30:03The hijab has become a political lightning rod recently, which has perhaps made some people shy about asking any questions, for fear of stirring controversy or offending the wearer. But our guest this week, Efnan Han, has very graciously agreed to not be offended by any questions and guide us through both the basics and intricacies of wearing a headscarf. On top of being very patient, Efnan is also a news presenter at TRT World and the first hijabi woman to present news on any international channel. I hope it goes without saying that everyone's experience with the hijab is unique and personal. Efnan isn't a religious authority and isn't speaking on behalf of all hijabi women everywhere. She's simply sharing her own story so that we can begin to have a more open and hopefully more understanding conversation by both sides. If you want to read more about Turkey's complicated relationship with the hijab, here are some starting points: - The head scarf, modern Turkey, and me by Elif Batuman in The New Yorker - Turkey: Battle of the Head Scarf by Roger Hardy in the BBC - Why Headscarves Matter So Much To Turkey by Nathaniel Handy in Fair Observer - Balaclavas Are Trendy, but for Some Muslim Women It's More Complicated by in The New York Times
14. Bölüm: Ottoman HERstory - The Female Figures We All Need to Know More About
28:17Studying history enables us to develop a better understanding of the world in which we live. But what about our herstory? According to our guest this week, there's still surprisingly little known about even the most famous and powerful women in Ottoman times. Professor Gülhan Balsoy teaches the history of women, labour and medicine during the late-Ottoman period at Istanbul Bilgi University. She helps us dive into the archives to understand the female figures who shaped society over the centuries, from Hürrem Sultana to the lesser-known everyday characters. For a deeper dive, you can read Professor Balsoy's writing about the Haseki Hospital or the Cibali Regie Factory as well as her article "The Politics of Reproduction in Ottoman Society, 1838–1900". For more of The Turkish Breakfast Club, you can follow us on Instagram and Facebook @TheTurkishBreakfastClub.
13. Bölüm: Trans Life in Turkey

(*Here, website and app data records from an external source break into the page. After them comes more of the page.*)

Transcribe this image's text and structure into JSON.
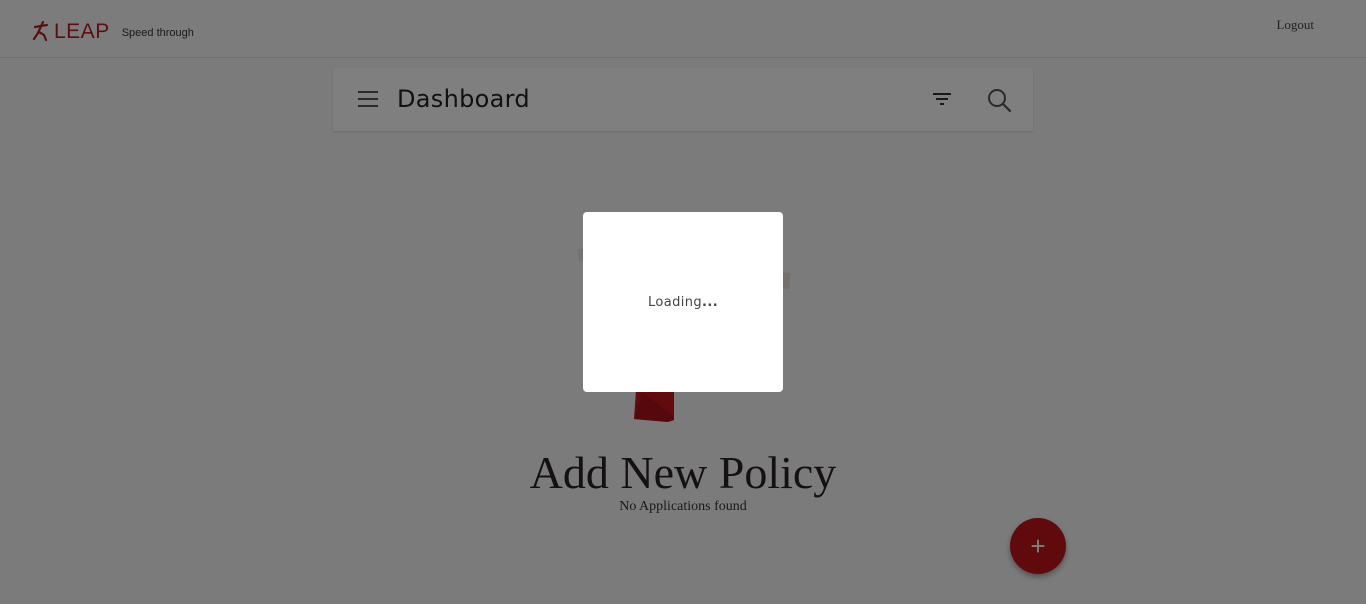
{
  "header": {
    "brand_name": "LEAP",
    "tagline": "Speed through",
    "logout_label": "Logout",
    "brand_color": "#b81c22"
  },
  "dashboard": {
    "title": "Dashboard",
    "menu_icon": "hamburger-menu-icon",
    "filter_icon": "filter-icon",
    "search_icon": "search-icon"
  },
  "empty_state": {
    "title": "Add New Policy",
    "subtitle": "No Applications found"
  },
  "fab": {
    "label": "+",
    "color": "#c0141d"
  },
  "loader": {
    "text": "Loading",
    "dots": "..."
  }
}
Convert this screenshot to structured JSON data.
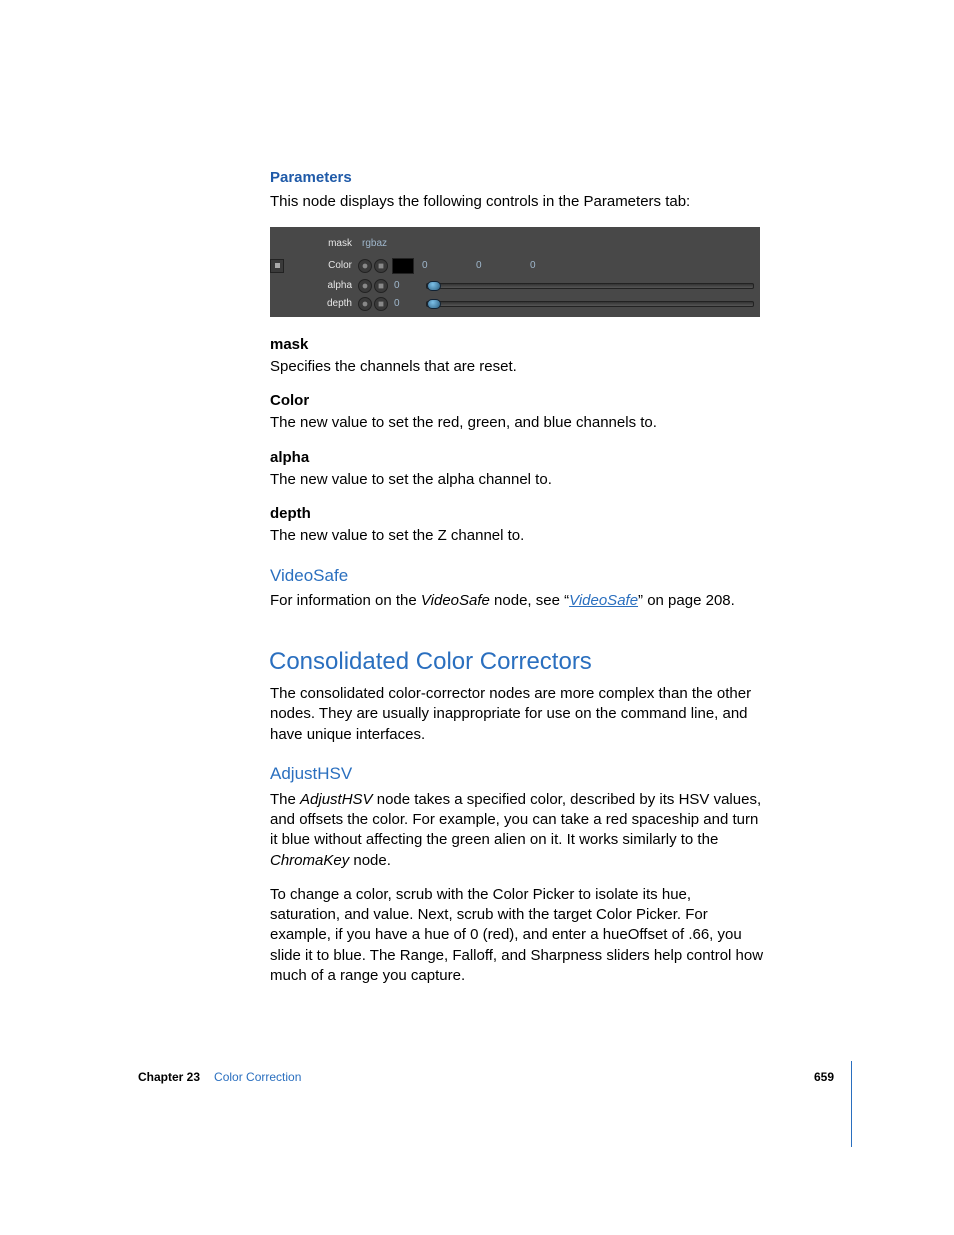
{
  "sections": {
    "parameters": {
      "heading": "Parameters",
      "intro": "This node displays the following controls in the Parameters tab:"
    },
    "panel": {
      "mask_label": "mask",
      "mask_value": "rgbaz",
      "color_label": "Color",
      "color_v1": "0",
      "color_v2": "0",
      "color_v3": "0",
      "alpha_label": "alpha",
      "alpha_value": "0",
      "depth_label": "depth",
      "depth_value": "0"
    },
    "params": {
      "mask": {
        "name": "mask",
        "desc": "Specifies the channels that are reset."
      },
      "color": {
        "name": "Color",
        "desc": "The new value to set the red, green, and blue channels to."
      },
      "alpha": {
        "name": "alpha",
        "desc": "The new value to set the alpha channel to."
      },
      "depth": {
        "name": "depth",
        "desc": "The new value to set the Z channel to."
      }
    },
    "videosafe": {
      "heading": "VideoSafe",
      "pre": "For information on the ",
      "node": "VideoSafe",
      "mid": " node, see “",
      "link": "VideoSafe",
      "post": "” on page 208."
    },
    "consolidated": {
      "heading": "Consolidated Color Correctors",
      "body": "The consolidated color-corrector nodes are more complex than the other nodes. They are usually inappropriate for use on the command line, and have unique interfaces."
    },
    "adjusthsv": {
      "heading": "AdjustHSV",
      "p1a": "The ",
      "p1b": "AdjustHSV",
      "p1c": " node takes a specified color, described by its HSV values, and offsets the color. For example, you can take a red spaceship and turn it blue without affecting the green alien on it. It works similarly to the ",
      "p1d": "ChromaKey",
      "p1e": " node.",
      "p2": "To change a color, scrub with the Color Picker to isolate its hue, saturation, and value. Next, scrub with the target Color Picker. For example, if you have a hue of 0 (red), and enter a hueOffset of .66, you slide it to blue. The Range, Falloff, and Sharpness sliders help control how much of a range you capture."
    }
  },
  "footer": {
    "chapter": "Chapter 23",
    "title": "Color Correction",
    "page": "659"
  }
}
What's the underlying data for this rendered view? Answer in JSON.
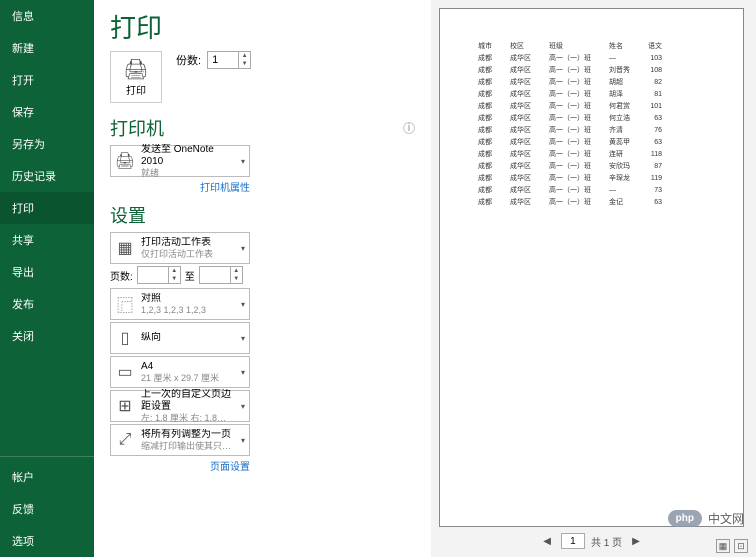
{
  "sidebar": {
    "items": [
      "信息",
      "新建",
      "打开",
      "保存",
      "另存为",
      "历史记录",
      "打印",
      "共享",
      "导出",
      "发布",
      "关闭"
    ],
    "footer": [
      "帐户",
      "反馈",
      "选项"
    ],
    "activeIndex": 6
  },
  "page_title": "打印",
  "print_button_label": "打印",
  "copies_label": "份数:",
  "copies_value": "1",
  "printer_section_title": "打印机",
  "printer": {
    "name": "发送至 OneNote 2010",
    "status": "就绪"
  },
  "printer_properties_link": "打印机属性",
  "settings_section_title": "设置",
  "settings": {
    "active_sheets": {
      "title": "打印活动工作表",
      "sub": "仅打印活动工作表"
    },
    "pages_label": "页数:",
    "pages_to": "至",
    "collate": {
      "title": "对照",
      "sub": "1,2,3    1,2,3    1,2,3"
    },
    "orientation": {
      "title": "纵向",
      "sub": ""
    },
    "paper": {
      "title": "A4",
      "sub": "21 厘米 x 29.7 厘米"
    },
    "margins": {
      "title": "上一次的自定义页边距设置",
      "sub": "左: 1.8 厘米   右: 1.8…"
    },
    "scaling": {
      "title": "将所有列调整为一页",
      "sub": "缩减打印输出使其只有一…"
    }
  },
  "page_setup_link": "页面设置",
  "preview": {
    "columns": [
      "城市",
      "校区",
      "班级",
      "姓名",
      "语文"
    ],
    "rows": [
      [
        "成都",
        "成华区",
        "高一（一）班",
        "—",
        "103"
      ],
      [
        "成都",
        "成华区",
        "高一（一）班",
        "刘晋秀",
        "108"
      ],
      [
        "成都",
        "成华区",
        "高一（一）班",
        "胡超",
        "82"
      ],
      [
        "成都",
        "成华区",
        "高一（一）班",
        "胡泽",
        "81"
      ],
      [
        "成都",
        "成华区",
        "高一（一）班",
        "何君赏",
        "101"
      ],
      [
        "成都",
        "成华区",
        "高一（一）班",
        "何立浩",
        "63"
      ],
      [
        "成都",
        "成华区",
        "高一（一）班",
        "齐清",
        "76"
      ],
      [
        "成都",
        "成华区",
        "高一（一）班",
        "黄蕊甲",
        "63"
      ],
      [
        "成都",
        "成华区",
        "高一（一）班",
        "连研",
        "118"
      ],
      [
        "成都",
        "成华区",
        "高一（一）班",
        "安欣玛",
        "87"
      ],
      [
        "成都",
        "成华区",
        "高一（一）班",
        "辛琛龙",
        "119"
      ],
      [
        "成都",
        "成华区",
        "高一（一）班",
        "—",
        "73"
      ],
      [
        "成都",
        "成华区",
        "高一（一）班",
        "金记",
        "63"
      ]
    ],
    "nav": {
      "current": "1",
      "total_label": "共 1 页"
    }
  },
  "watermark": {
    "badge": "php",
    "text": "中文网"
  }
}
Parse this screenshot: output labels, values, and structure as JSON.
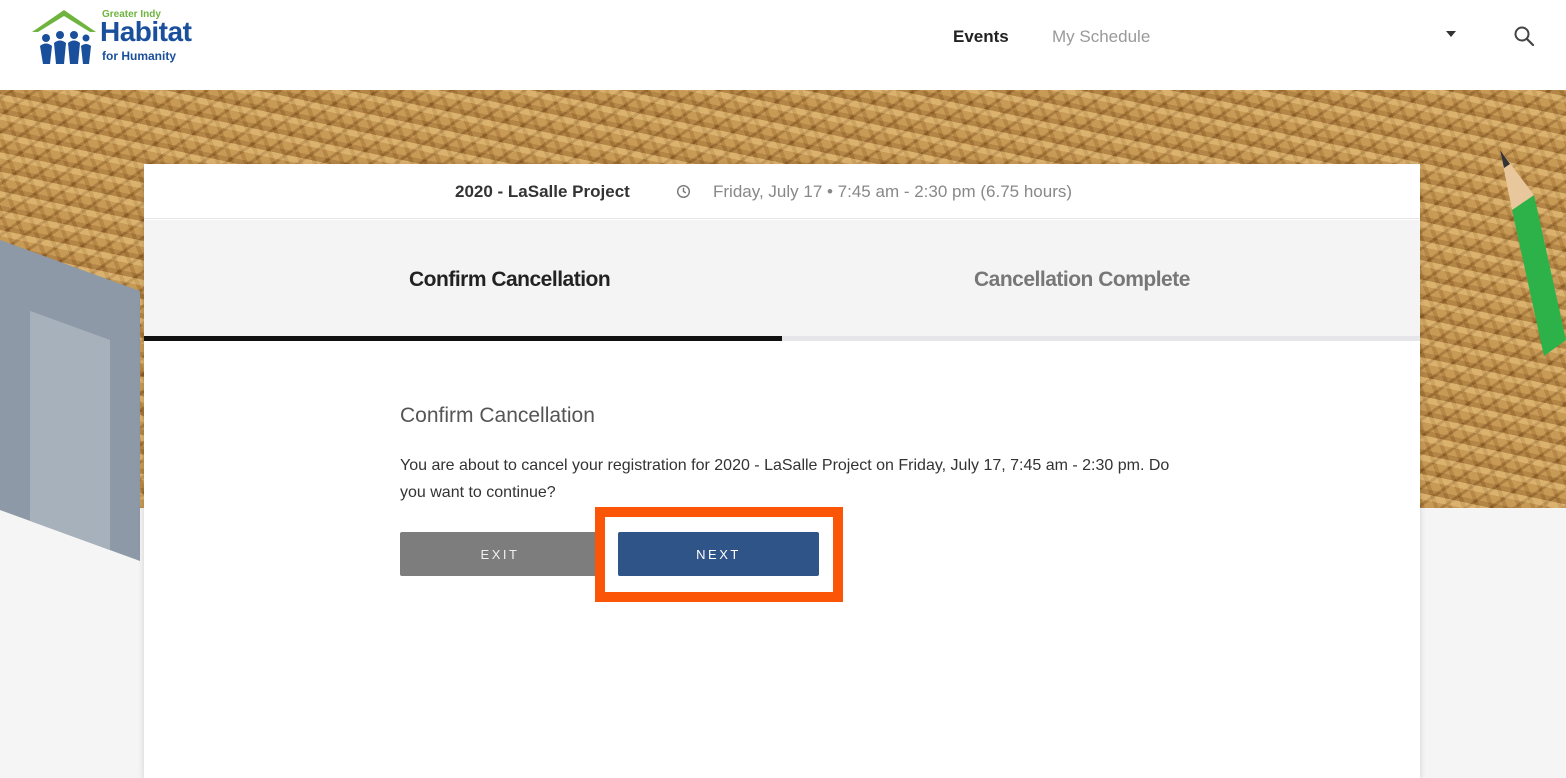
{
  "header": {
    "logo": {
      "small": "Greater Indy",
      "big": "Habitat",
      "sub": "for Humanity"
    },
    "nav": [
      {
        "label": "Events"
      },
      {
        "label": "My Schedule"
      }
    ]
  },
  "event": {
    "name": "2020 - LaSalle Project",
    "time": "Friday, July 17 • 7:45 am - 2:30 pm (6.75 hours)"
  },
  "steps": [
    {
      "label": "Confirm Cancellation",
      "active": true
    },
    {
      "label": "Cancellation Complete",
      "active": false
    }
  ],
  "progress": {
    "current_step": 1,
    "total_steps": 2,
    "fraction": 0.5
  },
  "confirm": {
    "title": "Confirm Cancellation",
    "message": "You are about to cancel your registration for 2020 - LaSalle Project on Friday, July 17, 7:45 am - 2:30 pm. Do you want to continue?"
  },
  "buttons": {
    "exit": "EXIT",
    "next": "NEXT"
  },
  "colors": {
    "primary_button": "#2f5488",
    "exit_button": "#7d7d7d",
    "highlight": "#fb5607",
    "progress": "#111111"
  },
  "icons": {
    "search": "search-icon",
    "clock": "clock-icon",
    "dropdown": "caret-down-icon"
  }
}
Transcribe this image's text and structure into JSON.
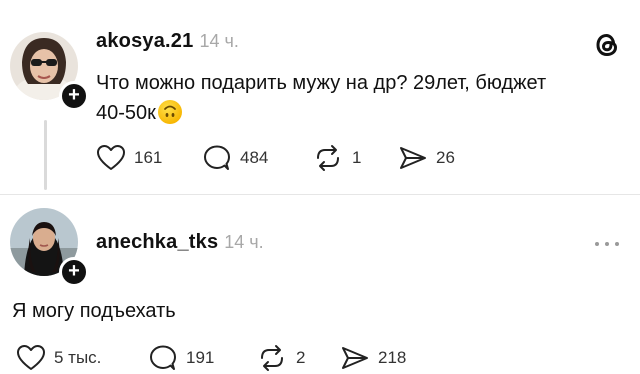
{
  "post": {
    "username": "akosya.21",
    "time": "14 ч.",
    "text_line1": "Что можно подарить мужу на др? 29лет, бюджет",
    "text_line2": "40-50к",
    "emoji": "upside-down face",
    "likes": "161",
    "comments": "484",
    "reposts": "1",
    "shares": "26"
  },
  "reply": {
    "username": "anechka_tks",
    "time": "14 ч.",
    "text": "Я могу подъехать",
    "likes": "5 тыс.",
    "comments": "191",
    "reposts": "2",
    "shares": "218"
  },
  "icons": {
    "app_logo": "threads-logo-icon",
    "more": "more-dots-icon",
    "like": "heart-icon",
    "comment": "comment-bubble-icon",
    "repost": "repost-icon",
    "share": "send-icon",
    "follow": "plus-icon"
  }
}
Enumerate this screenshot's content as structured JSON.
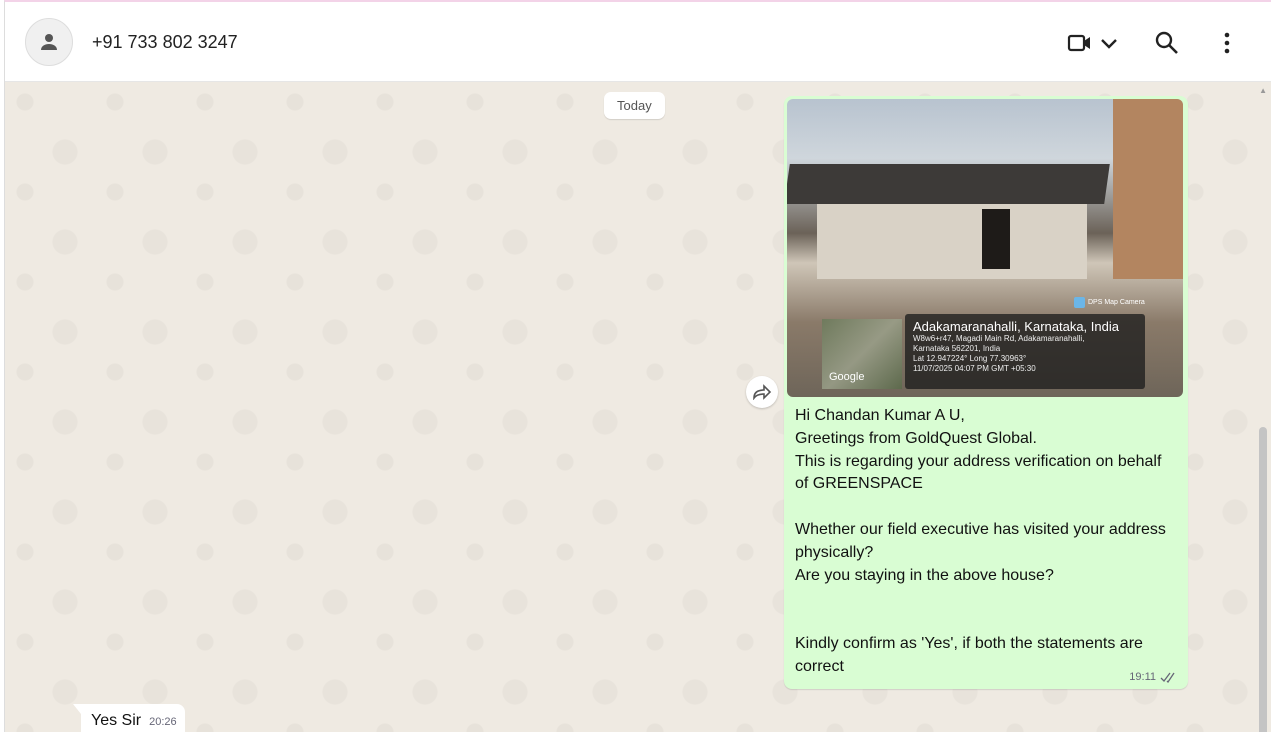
{
  "header": {
    "contact": "+91 733 802 3247",
    "icons": [
      "avatar-person-icon",
      "video-call-icon",
      "chevron-down-icon",
      "search-icon",
      "more-vertical-icon"
    ]
  },
  "chat": {
    "date_chip": "Today",
    "outgoing": {
      "photo": {
        "place": "Adakamaranahalli, Karnataka, India",
        "address1": "W8w6+r47, Magadi Main Rd, Adakamaranahalli,",
        "address2": "Karnataka 562201, India",
        "coords": "Lat 12.947224° Long 77.30963°",
        "datetime": "11/07/2025 04:07 PM GMT +05:30",
        "app": "DPS Map Camera",
        "map_logo": "Google"
      },
      "text": "Hi Chandan Kumar A U,\nGreetings from GoldQuest Global.\nThis is regarding your address verification on behalf of GREENSPACE\n\nWhether our field executive has visited your address physically?\nAre you staying in the above house?\n\n\nKindly confirm as 'Yes', if both the statements are correct",
      "time": "19:11",
      "status": "read"
    },
    "incoming": {
      "text": "Yes Sir",
      "time": "20:26"
    }
  }
}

29:25At every march and protest I've been to in Turkey, I've noticed there's always been a strong presence from the transgender community. It's maybe no surprise since they are constantly forced to fight for their rights, not only for equality but also just to be recognized and respected in public spaces. To understand more about what life is like for trans people in Turkey, my guest this week is Arya Zencefil -- a trans activist and a fellow podcaster who hosts the show Trans Saatler, or 'Trans Hours'. We had an amazing discussion about how trans rights are fundamentally connected with feminism and other social justice movements, and Arya describes some of the shocking ways the government and some women still treat the trans community. This is one of my favourite interviews so far, and a reminder that the fight for women's rights must include everyone.